Senators from the Plains and Upper Midwest pressed for expansion of the long-term CRP during a friendly confirmation hearing for Bill Northey, the USDA nominee who would run the program as agriculture undersecretary.
Chairman Pat Roberts said the Agriculture Committee would clear the nominations of Northey and Gregory Ibach “as expeditiously as we can” for a vote by the full Senate.
“Both Mr. Ibach and Mr. Northey have valuable boots-on-the-ground experience. They are both farmers,” said Roberts. Northey, currently Iowa’s elected agriculture secretary, was nominated for undersecretary for farm production and conservation, which oversees farm subsidies, crop insurance, and land stewardship.
Ibach, Nebraska’s appointed agriculture director, was nominated for undersecretary for marketing and regulation with a portfolio that ranges from GMO labeling and check-off programs to agencies that combat agricultural pests and diseases.
Senator John Thune of South Dakota asked Northey if the USDA would support his idea of expanding the Conservation Reserve to 30 million acres. Congress set a 24 million-acre cap in the 2014 farm law, as a money-saving step. Enrollment in the program peaked at 36.8 million acres in 2007 before declining during the commodity boom that ended in 2013. During that period, landowners decided they could earn more by growing crops than by idling land in the reserve for 10 years or more in exchange for annual payments.
“The readout I’m getting from farmers is they want an increase,” said Senator John Hoeven of North Dakota. Low market prices are prompting growers to reconsider the reserve, which bases payments on local rates for renting farmland, a more predictable and possibly higher amount than crop revenue at present.
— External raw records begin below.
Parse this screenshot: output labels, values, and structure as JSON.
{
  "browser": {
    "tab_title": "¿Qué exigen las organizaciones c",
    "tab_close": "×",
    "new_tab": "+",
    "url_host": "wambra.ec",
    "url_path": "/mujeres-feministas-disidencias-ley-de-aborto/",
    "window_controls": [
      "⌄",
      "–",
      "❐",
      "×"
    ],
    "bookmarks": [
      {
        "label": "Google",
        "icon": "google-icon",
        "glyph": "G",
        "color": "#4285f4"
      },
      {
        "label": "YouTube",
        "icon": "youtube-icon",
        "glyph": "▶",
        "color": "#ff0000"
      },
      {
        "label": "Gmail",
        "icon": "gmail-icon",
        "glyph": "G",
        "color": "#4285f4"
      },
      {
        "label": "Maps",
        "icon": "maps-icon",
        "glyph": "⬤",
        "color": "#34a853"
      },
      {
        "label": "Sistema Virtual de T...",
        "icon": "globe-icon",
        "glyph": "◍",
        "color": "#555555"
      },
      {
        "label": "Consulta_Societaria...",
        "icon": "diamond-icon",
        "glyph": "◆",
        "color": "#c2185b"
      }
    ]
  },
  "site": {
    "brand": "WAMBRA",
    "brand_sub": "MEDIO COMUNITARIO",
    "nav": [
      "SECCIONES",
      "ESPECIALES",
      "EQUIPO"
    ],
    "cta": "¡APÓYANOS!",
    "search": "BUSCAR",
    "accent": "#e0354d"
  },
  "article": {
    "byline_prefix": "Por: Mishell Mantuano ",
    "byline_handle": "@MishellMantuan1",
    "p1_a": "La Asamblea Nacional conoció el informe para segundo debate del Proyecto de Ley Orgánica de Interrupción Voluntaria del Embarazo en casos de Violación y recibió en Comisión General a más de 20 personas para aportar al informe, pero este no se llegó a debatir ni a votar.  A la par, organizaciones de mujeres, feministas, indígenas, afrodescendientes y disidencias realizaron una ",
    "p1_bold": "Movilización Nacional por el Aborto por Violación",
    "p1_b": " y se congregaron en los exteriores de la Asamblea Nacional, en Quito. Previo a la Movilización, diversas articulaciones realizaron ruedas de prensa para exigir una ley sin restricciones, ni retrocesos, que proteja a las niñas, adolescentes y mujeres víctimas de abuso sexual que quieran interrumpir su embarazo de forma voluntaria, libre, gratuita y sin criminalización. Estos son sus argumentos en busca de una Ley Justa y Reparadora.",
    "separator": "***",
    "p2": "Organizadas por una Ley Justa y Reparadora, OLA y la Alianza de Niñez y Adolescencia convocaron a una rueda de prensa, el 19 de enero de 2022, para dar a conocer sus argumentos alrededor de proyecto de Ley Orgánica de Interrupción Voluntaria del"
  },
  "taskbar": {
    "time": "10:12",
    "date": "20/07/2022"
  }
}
Minnesota Senator Amy Klobuchar asked when the USDA would hold a “general sign-up,” when landowners can apply to enroll large acreages in the reserve.
The last general sign-up — the first in three years — ended in February 2016 with the USDA accepting 411,000 acres into the program, the lowest acceptance rate since the reserve was created in 1985. Besides general enrollments, the USDA has allowed immediate enrollment, also called continuous enrollment, for high-priority projects, such as planting shelter belts or installing strips along waterways, that require small amounts of land. To stay within the 24 million-acre limit, the USDA announced five months ago that continuous enrollment was halted except for a federal-state partnership to control farm runoff.
Northey deflected questions about the Conservation Reserve by noting Congress sets the program’s funding and statutory requirements. “These are policy decisions that you are all part of,” he said at one point, and at another time he responded, “I look forward to the conversations if I am confirmed.”
Roberts asked, and Northey quickly assented, if he would oppose cuts to the federally subsidized crop insurance program or any new restrictions on eligibility. The chairman, from Kansas, is a fierce proponent of crop insurance and has routinely asked USDA nominees for assurances of their support for it. Northey described crop insurance as a “very important risk-management tool.” In his written testimony, he said that “crop insurance is the most important part of the farm safety net.”
Earlier in the week, the Senate confirmed Steve Censky as deputy agriculture secretary and Ted McKinney as undersecretary for trade. They are the first Trump nominees confirmed by the Senate to policymaking posts at the USDA since Agriculture Secretary Sonny Perdue in April.
The Trump administration is moving at a slow pace in nominating USDA officials.